**Work item:** Copy every line that holds the string "index" from the data below.

☆ ☆ ☆

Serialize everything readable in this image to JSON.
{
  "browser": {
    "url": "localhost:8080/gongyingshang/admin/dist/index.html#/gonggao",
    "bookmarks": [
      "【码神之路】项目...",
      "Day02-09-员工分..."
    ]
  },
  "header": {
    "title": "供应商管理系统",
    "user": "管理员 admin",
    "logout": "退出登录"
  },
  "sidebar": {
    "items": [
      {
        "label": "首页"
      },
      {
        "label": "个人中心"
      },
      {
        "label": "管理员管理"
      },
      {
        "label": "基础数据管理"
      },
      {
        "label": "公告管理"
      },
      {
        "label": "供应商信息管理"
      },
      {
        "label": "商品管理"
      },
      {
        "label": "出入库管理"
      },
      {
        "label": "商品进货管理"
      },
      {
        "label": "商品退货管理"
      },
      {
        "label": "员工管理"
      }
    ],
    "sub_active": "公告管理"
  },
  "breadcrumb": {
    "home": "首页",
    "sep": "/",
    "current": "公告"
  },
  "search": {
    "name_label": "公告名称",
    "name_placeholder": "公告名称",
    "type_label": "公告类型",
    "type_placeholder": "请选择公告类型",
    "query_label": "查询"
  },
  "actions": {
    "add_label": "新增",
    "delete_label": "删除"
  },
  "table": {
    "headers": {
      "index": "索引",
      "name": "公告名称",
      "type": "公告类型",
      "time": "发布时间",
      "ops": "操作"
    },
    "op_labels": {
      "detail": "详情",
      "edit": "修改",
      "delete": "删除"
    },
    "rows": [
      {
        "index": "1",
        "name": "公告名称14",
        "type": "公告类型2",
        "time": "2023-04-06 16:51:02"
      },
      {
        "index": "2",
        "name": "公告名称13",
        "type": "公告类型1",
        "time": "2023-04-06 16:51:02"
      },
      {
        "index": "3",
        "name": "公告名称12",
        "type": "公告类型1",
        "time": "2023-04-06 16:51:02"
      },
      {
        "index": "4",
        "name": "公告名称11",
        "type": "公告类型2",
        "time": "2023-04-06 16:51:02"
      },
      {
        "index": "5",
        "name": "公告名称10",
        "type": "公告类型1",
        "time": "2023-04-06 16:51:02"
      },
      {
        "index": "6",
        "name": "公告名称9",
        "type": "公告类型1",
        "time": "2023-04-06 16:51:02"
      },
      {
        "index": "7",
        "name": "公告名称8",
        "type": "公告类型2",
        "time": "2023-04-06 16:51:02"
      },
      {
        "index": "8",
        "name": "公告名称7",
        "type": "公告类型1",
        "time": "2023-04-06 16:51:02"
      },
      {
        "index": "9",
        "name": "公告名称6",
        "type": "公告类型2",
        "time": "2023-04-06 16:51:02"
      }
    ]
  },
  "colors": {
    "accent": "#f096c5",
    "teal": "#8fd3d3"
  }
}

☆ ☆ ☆

**Problem solution:**
    "url": "localhost:8080/gongyingshang/admin/dist/index.html#/gonggao",
      "index": "索引",
        "index": "1",
        "index": "2",
        "index": "3",
        "index": "4",
        "index": "5",
        "index": "6",
        "index": "7",
        "index": "8",
        "index": "9",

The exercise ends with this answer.